NEW DELHI: Traders’ body CAIT has told the NCLAT that Walmart has been found “guilty of predatory behaviour” in countries like Germany, Mexico and South Africa and “may repeat such behaviour in India” through its acquisition of online major Flipkart. The Confederation of All India Traders (CAIT), which has challenged the CCI’s approval of Walmart’s $16 billion acquisition of Flipkart, in its reply filed before the NCLAT has said that the US retail major “may cause an appreciable adverse effect on competition” in the domestic market post combination as its “predatory tendencies” would be on a much larger scale .
Wal-Mart International Holdings Inc, however, in a separate reply has said its business model and activities in India were different of Flipkart’s. Moreover, on account of FDI restrictions, Walmart India can not engage in selling directly to consumers.
Even in business segments, where there is an overlap with Flipkart, Walmart said the “combined market share of Flipkart and Walmart in the market of B2B sales are less than five per cent and the incremental change in the market shares as a result of this transaction is less than 0.5 per cent”.
It further said that product offerings of Walmart and Flipkart are different in B2B sales where there is an overlap.
“… the product line for the parties are largely different. While Walmart India’s focus is on food and grocery products, Flipkart B2B entities major sales are in mobile, other electronic and lifestyle, which are an extremely small part of Walmart India portfolio.”
Wal-Mart International Holdings Inc, a subsidiary of Walmart Inc, also said that the FDI policy 2017 restricts Walmart to do B2C sales whether offline or online as seller or any end-consumer market place based e-commerce platform, including on Flipkart marketplace platforms, which also include Myatra, jabong and ebay.in.
Earlier, on September 6, the NCLAT which is also an appellate authority over the Competition Commission of India (CCI), has asked Wal-Mart International Holdings Inc to file a reply before it explaining way of doing business in India.
The CAIT, which has filed an appeal before the National Company Law Appellate Tribunal (NCLAT) challenging the go-ahead by the Competition Commission of India (CCI) on Walmart’s acquisition of home-grown Flipkart, was also asked to file its understanding over the Walmart’s business model in India.

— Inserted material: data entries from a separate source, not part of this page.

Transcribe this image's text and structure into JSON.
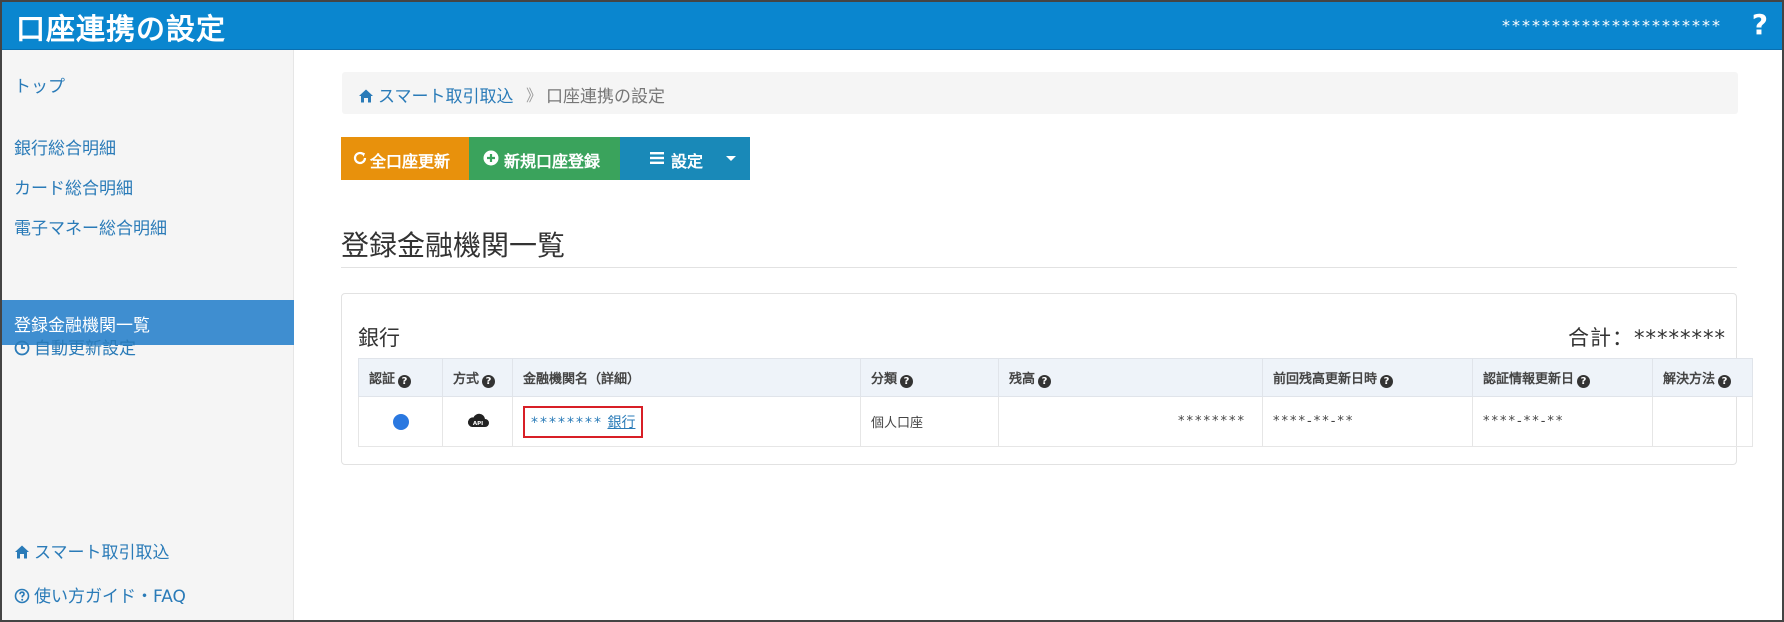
{
  "header": {
    "title": "口座連携の設定",
    "user": "**********************",
    "help": "?"
  },
  "sidebar": {
    "items": [
      {
        "label": "トップ"
      },
      {
        "label": "銀行総合明細"
      },
      {
        "label": "カード総合明細"
      },
      {
        "label": "電子マネー総合明細"
      },
      {
        "label": "登録金融機関一覧",
        "active": true
      },
      {
        "label": "自動更新設定"
      },
      {
        "label": "スマート取引取込"
      },
      {
        "label": "使い方ガイド・FAQ"
      }
    ]
  },
  "breadcrumb": {
    "home": "スマート取引取込",
    "separator": "》",
    "current": "口座連携の設定"
  },
  "toolbar": {
    "refresh": "全口座更新",
    "new_account": "新規口座登録",
    "settings": "設定"
  },
  "page_title": "登録金融機関一覧",
  "panel": {
    "title": "銀行",
    "total": "合計：********"
  },
  "table": {
    "headers": [
      "認証",
      "方式",
      "金融機関名（詳細）",
      "分類",
      "残高",
      "前回残高更新日時",
      "認証情報更新日",
      "解決方法"
    ],
    "rows": [
      {
        "method": "API",
        "name_mask": "********",
        "name_suffix": "銀行",
        "category": "個人口座",
        "balance": "********",
        "last_update": "****-**-**",
        "auth_update": "****-**-**",
        "resolution": ""
      }
    ]
  },
  "colors": {
    "header_bg": "#0a86cf",
    "refresh_btn": "#e8910c",
    "new_btn": "#3aa35c",
    "settings_btn": "#1989b8",
    "active_sidebar": "#3f8ed0",
    "status_dot": "#2a78e0",
    "highlight_box": "#d81f26"
  }
}
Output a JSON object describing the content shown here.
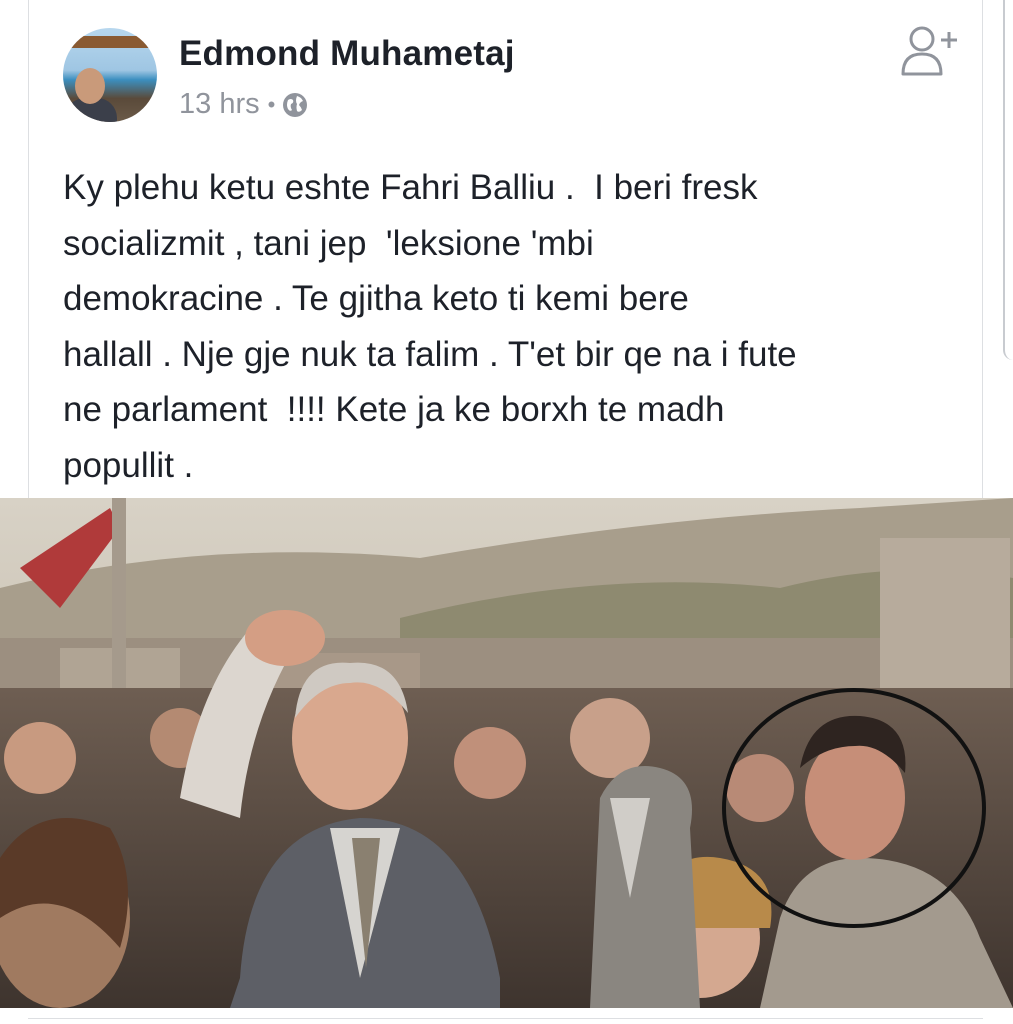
{
  "post": {
    "author": "Edmond Muhametaj",
    "time": "13 hrs",
    "separator": "•",
    "privacy_icon": "globe-icon",
    "action_icon": "add-friend-icon",
    "text_lines": [
      "Ky plehu ketu eshte Fahri Balliu .  I beri fresk",
      "socializmit , tani jep  'leksione 'mbi",
      "demokracine . Te gjitha keto ti kemi bere",
      "hallall . Nje gje nuk ta falim . T'et bir qe na i fute",
      "ne parlament  !!!! Kete ja ke borxh te madh",
      "popullit ."
    ]
  },
  "colors": {
    "name": "#1d2129",
    "meta": "#90949c",
    "icon": "#90949c",
    "highlight_circle": "#111111"
  }
}
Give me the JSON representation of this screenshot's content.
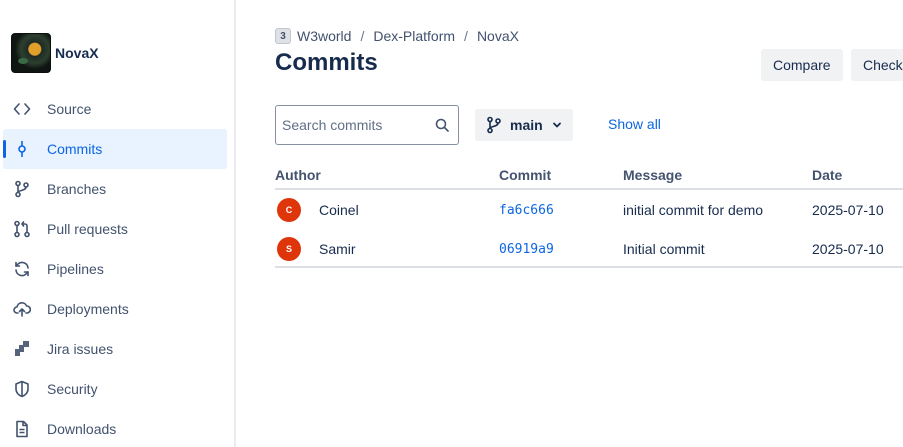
{
  "repo": {
    "name": "NovaX",
    "avatar_icon": "repo-avatar"
  },
  "sidebar": {
    "items": [
      {
        "label": "Source",
        "icon": "code-icon",
        "active": false
      },
      {
        "label": "Commits",
        "icon": "commit-icon",
        "active": true
      },
      {
        "label": "Branches",
        "icon": "branch-icon",
        "active": false
      },
      {
        "label": "Pull requests",
        "icon": "pull-request-icon",
        "active": false
      },
      {
        "label": "Pipelines",
        "icon": "pipeline-icon",
        "active": false
      },
      {
        "label": "Deployments",
        "icon": "cloud-upload-icon",
        "active": false
      },
      {
        "label": "Jira issues",
        "icon": "jira-icon",
        "active": false
      },
      {
        "label": "Security",
        "icon": "shield-icon",
        "active": false
      },
      {
        "label": "Downloads",
        "icon": "file-icon",
        "active": false
      }
    ]
  },
  "breadcrumb": {
    "workspace_icon_text": "3",
    "items": [
      "W3world",
      "Dex-Platform",
      "NovaX"
    ]
  },
  "page": {
    "title": "Commits"
  },
  "header_buttons": {
    "compare": "Compare",
    "check": "Check"
  },
  "filters": {
    "search_placeholder": "Search commits",
    "branch": "main",
    "show_all": "Show all"
  },
  "table": {
    "headers": {
      "author": "Author",
      "commit": "Commit",
      "message": "Message",
      "date": "Date"
    },
    "rows": [
      {
        "avatar_initial": "C",
        "avatar_color": "#de350b",
        "author": "Coinel",
        "commit": "fa6c666",
        "message": "initial commit for demo",
        "date": "2025-07-10"
      },
      {
        "avatar_initial": "S",
        "avatar_color": "#de350b",
        "author": "Samir",
        "commit": "06919a9",
        "message": "Initial commit",
        "date": "2025-07-10"
      }
    ]
  },
  "colors": {
    "accent": "#0c66e4",
    "active_bg": "#e9f2ff",
    "avatar": "#de350b"
  }
}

The NCLAT had directed to list the matter on October 5 ‘for admission’ of CAIT petition opposing approval granted by the CCI on August 8 to the Walmart-Flipkart deal.
In its reply, trader’s body has said this deal may eliminate smaller players in the market and is a matter of concern for them as they are financially incapable of competing at such low price levels.
According to it, Walmart was found guilty of ‘predatory pricing’ in Germany in 2003. While, in Mexico, Mexico’s antitrust authority COFECE blocked Walmex (Wal-mart’s Mexican entity) from acquiring certain retail stores of its main competitor Soriana.
“In South Africa, in an appeal against a merger between Walmart and Massmart, the South African authorities observed that Walmart’s activities tend to affect small and medium sized enterprises,” it said.
According CAIT, it is a “matter of concern” that “Walmart may repeat such behaviour in India as well combined with India’s largest e-commerce portal Flipkart”.
“It is unfortunate that despite the Act mandating an examination of combinations on the basis of the likelihood of an AAEC, the CCI has only considered the pre-merger overlaps and status quo while passing the Section 31 order instead of looking at the possible anti-competitive concerns that may arise based on the past conduct of Flipkart and Walmart in India and other jurisdictions, despite categorically noting that the activities of Flipkart may need to be examined under Section 3(4) of the Act,” it said.
Earlier, on August 18 Walmart had informed that it has completed deal with Flipkart and holds 77 per cent stake in the Indian e-commerce major.
Besides, the Bentonville giant’s investment includes $2 billion of new equity funding to help accelerate the growth of the Flipkart business.
Walmart India, a wholly-owned subsidiary of Walmart Inc, owns and operates 21 Best Price Modern Wholesale stores in eight states in India.